Muni paid more overtime than the fire and police departments in the city. The agency went $18 million dollars over budget last year. And a few employees took home more than $100,000 in overtime pay alone.
An overhaul of Muni's train control system was needed to make service more streamlined and reliable. But the overnight work and double shifts by a few specialized employees led some to go home with overtime that more than doubled their salaries.
"Sometimes it's required that people work a full day and then work a full night," Muni spokesperson Paul Rose said. "It's hard work, it's needed work, but it's something that needed to be done."
One Muni mechanic logged 1,954 hours of overtime, at $83.85 an hour. With $163,000 in overtime and add-ons, his base salary of $106,000 jumped to $293,000 for the year.
"I want to change my job, any openings?" Muni rider Peter McDevitt said. "I know in these days it's tough to see that happening, especially when people are still looking for jobs."
In the 2011-2012 fiscal year, the transit agency paid $55.7 million in OT. That's $18 million over budget. Ten Muni supervisors made more than $100,000 in overtime. Some shocked Muni riders think it's a case of bad financial planning, or lack thereof.
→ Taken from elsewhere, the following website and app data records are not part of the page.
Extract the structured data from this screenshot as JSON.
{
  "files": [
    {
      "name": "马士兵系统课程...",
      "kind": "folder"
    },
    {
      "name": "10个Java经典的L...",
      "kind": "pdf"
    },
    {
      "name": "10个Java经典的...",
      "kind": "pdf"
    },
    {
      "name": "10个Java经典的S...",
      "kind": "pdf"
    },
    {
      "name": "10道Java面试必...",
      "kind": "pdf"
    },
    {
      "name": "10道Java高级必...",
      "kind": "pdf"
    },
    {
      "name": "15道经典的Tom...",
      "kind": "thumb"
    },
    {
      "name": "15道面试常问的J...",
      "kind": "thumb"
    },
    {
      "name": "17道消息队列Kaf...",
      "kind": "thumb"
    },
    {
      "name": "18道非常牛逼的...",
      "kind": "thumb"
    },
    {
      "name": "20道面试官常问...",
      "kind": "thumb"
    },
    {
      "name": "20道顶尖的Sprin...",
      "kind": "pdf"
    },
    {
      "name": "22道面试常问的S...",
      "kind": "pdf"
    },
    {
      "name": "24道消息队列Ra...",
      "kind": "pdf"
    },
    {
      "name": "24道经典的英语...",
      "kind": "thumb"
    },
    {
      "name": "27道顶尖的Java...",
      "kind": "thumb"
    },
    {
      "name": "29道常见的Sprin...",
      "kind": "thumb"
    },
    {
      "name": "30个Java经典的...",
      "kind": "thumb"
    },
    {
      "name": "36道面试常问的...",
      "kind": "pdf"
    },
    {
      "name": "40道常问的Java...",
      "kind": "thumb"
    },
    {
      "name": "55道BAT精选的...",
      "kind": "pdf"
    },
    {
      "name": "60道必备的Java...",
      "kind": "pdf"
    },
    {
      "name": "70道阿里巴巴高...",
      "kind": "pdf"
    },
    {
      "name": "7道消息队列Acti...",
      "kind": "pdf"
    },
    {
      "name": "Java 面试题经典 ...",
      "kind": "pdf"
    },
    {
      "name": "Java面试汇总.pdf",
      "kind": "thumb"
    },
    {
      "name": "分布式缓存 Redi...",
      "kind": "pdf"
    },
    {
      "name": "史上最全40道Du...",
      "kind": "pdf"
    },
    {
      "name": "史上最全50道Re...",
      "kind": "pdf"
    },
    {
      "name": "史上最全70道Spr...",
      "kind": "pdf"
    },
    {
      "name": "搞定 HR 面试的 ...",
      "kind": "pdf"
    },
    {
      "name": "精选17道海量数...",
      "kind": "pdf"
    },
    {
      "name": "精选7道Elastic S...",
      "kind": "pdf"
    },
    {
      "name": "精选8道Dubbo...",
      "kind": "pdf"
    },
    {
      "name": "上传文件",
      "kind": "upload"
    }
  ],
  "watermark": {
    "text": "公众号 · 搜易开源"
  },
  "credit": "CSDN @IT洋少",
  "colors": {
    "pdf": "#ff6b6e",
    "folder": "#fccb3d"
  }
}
"Well, I'm astonished," Muni rider Justine Tideman said. "My niece is actually a Muni driver and I haven't heard anything like that. Doesn't really sound like it is getting spread out across Muni, so that's a pity."
MTA is closely monitoring overtime now, and is working proactively to minimize it.
"At this time last year, we expected OT to be about $52 million, and at this point this year, we expect it to be about $42 million, and that's a 20 percent reduction," Rose said.
Rose also said that to further curb overtime the MTA is training more people to do more jobs so that when emergencies arise, one person isn't doing all that work and racking up astronomical overtime anymore.